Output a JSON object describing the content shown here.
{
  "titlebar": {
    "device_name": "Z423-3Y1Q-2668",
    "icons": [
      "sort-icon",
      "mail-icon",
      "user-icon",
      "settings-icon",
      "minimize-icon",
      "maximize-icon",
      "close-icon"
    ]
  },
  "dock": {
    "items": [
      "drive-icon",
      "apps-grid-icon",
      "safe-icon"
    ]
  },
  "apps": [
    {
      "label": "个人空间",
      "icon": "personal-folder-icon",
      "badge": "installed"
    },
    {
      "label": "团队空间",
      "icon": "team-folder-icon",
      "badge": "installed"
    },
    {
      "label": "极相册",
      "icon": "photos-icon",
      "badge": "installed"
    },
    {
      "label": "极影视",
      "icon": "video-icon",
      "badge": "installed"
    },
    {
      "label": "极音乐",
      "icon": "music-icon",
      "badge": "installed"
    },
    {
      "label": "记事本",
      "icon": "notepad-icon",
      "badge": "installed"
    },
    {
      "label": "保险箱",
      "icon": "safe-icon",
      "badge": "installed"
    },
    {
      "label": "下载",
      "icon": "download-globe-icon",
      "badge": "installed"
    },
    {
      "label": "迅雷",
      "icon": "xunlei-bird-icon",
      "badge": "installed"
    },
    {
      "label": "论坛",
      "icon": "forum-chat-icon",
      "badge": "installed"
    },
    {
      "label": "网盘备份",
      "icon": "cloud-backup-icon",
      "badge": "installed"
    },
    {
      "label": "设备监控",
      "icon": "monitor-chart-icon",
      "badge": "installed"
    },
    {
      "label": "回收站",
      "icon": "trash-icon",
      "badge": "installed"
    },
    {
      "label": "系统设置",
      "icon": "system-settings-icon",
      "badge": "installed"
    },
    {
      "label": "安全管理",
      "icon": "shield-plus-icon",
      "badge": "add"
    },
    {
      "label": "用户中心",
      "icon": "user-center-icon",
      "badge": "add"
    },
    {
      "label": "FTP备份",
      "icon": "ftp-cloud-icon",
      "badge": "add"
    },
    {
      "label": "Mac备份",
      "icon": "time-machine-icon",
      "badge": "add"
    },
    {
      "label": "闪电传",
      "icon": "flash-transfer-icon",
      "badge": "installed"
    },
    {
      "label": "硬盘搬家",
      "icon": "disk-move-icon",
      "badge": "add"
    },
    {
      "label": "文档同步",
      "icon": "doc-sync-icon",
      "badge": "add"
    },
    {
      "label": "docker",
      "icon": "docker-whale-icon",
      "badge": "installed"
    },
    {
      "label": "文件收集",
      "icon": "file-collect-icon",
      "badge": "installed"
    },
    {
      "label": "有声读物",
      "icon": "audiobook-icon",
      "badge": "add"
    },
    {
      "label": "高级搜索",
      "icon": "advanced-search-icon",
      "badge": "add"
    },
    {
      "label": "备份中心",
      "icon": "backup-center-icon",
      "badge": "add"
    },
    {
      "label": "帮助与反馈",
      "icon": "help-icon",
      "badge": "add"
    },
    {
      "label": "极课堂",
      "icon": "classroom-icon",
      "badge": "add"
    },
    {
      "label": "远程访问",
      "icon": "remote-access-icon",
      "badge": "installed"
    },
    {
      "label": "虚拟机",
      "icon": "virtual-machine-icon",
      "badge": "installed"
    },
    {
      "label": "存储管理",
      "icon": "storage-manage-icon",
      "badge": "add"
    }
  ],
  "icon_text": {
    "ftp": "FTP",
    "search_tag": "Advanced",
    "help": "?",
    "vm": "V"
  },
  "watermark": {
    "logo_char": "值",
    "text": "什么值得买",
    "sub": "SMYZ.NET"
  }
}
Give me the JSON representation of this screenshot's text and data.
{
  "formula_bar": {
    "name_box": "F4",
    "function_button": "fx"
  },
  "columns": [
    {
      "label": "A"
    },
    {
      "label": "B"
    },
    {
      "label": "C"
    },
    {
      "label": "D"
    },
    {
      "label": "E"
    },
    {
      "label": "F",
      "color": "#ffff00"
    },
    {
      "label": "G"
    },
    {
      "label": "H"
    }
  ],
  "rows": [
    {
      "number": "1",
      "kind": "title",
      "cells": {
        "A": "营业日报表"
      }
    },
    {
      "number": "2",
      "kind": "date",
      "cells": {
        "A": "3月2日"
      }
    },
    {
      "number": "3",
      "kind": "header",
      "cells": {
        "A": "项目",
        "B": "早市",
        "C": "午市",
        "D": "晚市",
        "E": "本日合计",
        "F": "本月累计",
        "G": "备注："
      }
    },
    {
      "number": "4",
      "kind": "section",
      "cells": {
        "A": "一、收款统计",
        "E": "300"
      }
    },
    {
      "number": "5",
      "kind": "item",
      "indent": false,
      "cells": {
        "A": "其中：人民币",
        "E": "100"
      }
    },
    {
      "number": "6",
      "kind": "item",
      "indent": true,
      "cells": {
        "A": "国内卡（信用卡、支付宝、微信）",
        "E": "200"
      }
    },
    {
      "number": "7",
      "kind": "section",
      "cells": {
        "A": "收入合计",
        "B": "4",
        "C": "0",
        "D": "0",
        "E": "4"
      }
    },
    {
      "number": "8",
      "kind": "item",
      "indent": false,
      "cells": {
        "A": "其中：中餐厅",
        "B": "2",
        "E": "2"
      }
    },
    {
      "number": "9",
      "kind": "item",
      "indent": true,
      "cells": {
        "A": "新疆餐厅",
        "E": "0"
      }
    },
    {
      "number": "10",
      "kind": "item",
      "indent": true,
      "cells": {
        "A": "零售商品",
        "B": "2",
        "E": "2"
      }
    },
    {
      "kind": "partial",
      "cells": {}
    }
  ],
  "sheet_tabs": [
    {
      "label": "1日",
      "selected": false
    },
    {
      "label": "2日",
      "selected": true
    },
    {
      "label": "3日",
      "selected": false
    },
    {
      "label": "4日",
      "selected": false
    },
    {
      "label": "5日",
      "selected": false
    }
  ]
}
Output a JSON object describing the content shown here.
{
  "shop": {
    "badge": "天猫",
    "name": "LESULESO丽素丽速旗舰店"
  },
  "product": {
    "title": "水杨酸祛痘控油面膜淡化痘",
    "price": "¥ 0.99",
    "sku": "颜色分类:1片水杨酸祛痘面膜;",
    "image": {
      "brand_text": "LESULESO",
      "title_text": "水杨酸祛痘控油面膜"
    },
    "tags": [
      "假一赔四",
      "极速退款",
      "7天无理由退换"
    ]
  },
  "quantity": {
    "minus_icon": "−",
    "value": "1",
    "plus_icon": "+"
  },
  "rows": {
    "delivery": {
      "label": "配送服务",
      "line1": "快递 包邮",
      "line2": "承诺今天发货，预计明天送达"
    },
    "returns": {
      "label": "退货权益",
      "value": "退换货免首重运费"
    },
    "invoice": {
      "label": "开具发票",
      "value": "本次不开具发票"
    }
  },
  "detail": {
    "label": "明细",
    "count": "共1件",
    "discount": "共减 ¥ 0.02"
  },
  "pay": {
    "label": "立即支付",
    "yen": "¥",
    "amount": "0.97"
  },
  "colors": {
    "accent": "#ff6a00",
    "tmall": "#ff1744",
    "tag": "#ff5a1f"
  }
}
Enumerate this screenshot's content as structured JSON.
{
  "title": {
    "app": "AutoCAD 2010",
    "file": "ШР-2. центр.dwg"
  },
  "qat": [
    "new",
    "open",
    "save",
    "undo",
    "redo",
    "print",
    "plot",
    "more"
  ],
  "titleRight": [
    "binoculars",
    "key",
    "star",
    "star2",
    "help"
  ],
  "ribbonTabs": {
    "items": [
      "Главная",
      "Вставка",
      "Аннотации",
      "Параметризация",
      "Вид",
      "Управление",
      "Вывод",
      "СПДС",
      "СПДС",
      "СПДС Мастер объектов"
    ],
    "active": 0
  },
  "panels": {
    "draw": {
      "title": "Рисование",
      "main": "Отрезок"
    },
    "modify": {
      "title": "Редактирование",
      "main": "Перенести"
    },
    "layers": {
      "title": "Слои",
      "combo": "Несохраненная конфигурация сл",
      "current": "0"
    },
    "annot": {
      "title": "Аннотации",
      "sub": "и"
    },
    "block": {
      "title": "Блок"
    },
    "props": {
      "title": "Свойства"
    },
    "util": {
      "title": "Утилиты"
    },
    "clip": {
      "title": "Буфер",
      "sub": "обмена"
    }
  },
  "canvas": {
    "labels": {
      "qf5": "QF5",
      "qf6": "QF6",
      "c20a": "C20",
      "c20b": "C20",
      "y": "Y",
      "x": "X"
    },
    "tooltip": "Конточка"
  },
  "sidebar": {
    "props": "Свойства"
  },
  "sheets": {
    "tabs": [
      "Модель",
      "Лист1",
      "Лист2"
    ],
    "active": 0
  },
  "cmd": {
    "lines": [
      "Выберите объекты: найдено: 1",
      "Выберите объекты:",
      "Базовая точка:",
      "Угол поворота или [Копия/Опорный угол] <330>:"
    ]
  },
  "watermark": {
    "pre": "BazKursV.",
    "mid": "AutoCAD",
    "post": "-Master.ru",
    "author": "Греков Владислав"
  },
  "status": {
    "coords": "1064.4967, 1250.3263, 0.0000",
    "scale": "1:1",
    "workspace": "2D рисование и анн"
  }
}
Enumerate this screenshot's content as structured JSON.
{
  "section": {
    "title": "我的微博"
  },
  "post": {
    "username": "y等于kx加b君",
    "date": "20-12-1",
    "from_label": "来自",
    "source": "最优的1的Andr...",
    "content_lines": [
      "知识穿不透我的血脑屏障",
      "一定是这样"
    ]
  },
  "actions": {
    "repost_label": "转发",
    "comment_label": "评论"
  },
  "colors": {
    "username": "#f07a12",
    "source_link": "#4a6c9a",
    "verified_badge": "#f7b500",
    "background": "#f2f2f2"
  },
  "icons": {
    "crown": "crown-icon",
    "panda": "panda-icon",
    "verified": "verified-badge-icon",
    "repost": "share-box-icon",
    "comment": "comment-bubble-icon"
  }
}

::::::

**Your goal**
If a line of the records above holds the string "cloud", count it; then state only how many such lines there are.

**Solution to the exercise**
2